  • v0.5.4: refactored into two libraries, added Gradle support and AAR artifacts
  • v0.5.2: face detection, zoom, and demo bug fixes
  • v0.5.1: added face detection support
  • v0.5.0: zoom support, layout resource support, JavaDocs, etc.
  • v0.4.3: override getPreferredPreviewSizeForVideo() — if too low, use getPreviewSize()
  • v0.4.2: fixed bug with Droid Incredible 2
  • v0.4.1: added getFlashMode(), added DeviceProfile control over minimum picture height
  • v0.4.0: fixed bug in getBestAspectPreviewSize(), added hooks for device overrides for video preview sizes, improved support for HTC One
  • v0.3.0: improved support for auto-focus, Samsung Galaxy Camera, etc.
  • v0.2.1: CyanogenMod devices will now use SurfaceView regardless of API level
  • v0.2.0: auto-focus support, single-shot mode, Droid Incredible 2 fixes
  • v0.1.1: improved support for Nexus 4 and Galaxy Tab 2
  • v0.1.0: Nexus S crash fixed, added support for indexing images to MediaStore
  • v0.0.4: Nexus S EXIF issue fixed, added saveImage(Bitmap) callback
  • v0.0.3: shutter callback support, bug fixes
  • v0.0.2: bug fixes
  • v0.0.1: initial release

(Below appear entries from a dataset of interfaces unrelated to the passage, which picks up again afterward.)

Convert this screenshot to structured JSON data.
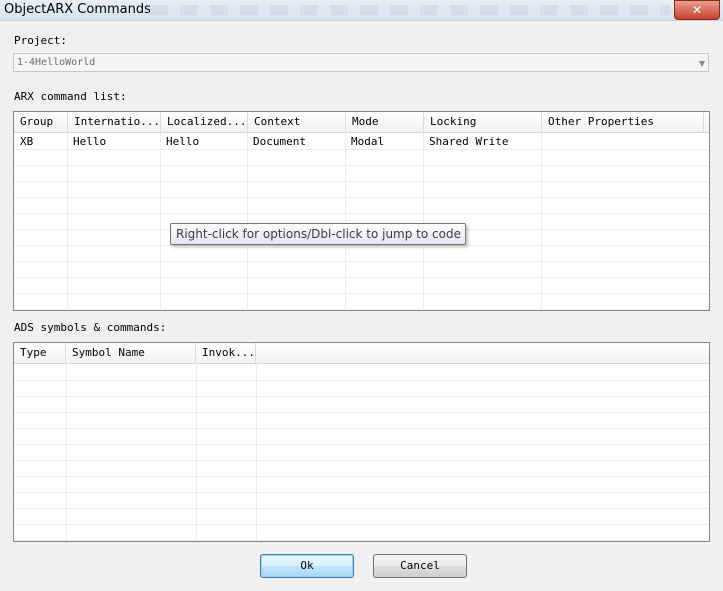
{
  "window": {
    "title": "ObjectARX Commands",
    "close_glyph": "✕"
  },
  "project": {
    "label": "Project:",
    "value": "1-4HelloWorld",
    "arrow": "▼"
  },
  "arx_list": {
    "label": "ARX command list:",
    "columns": [
      "Group",
      "Internatio...",
      "Localized...",
      "Context",
      "Mode",
      "Locking",
      "Other Properties"
    ],
    "rows": [
      [
        "XB",
        "Hello",
        "Hello",
        "Document",
        "Modal",
        "Shared Write",
        ""
      ]
    ]
  },
  "tooltip": {
    "text": "Right-click for options/Dbl-click to jump to code"
  },
  "ads_list": {
    "label": "ADS symbols & commands:",
    "columns": [
      "Type",
      "Symbol Name",
      "Invok..."
    ],
    "rows": []
  },
  "buttons": {
    "ok": "Ok",
    "cancel": "Cancel"
  }
}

Who Made This?

CommonsWare

Built With

Share this project:
×

Updates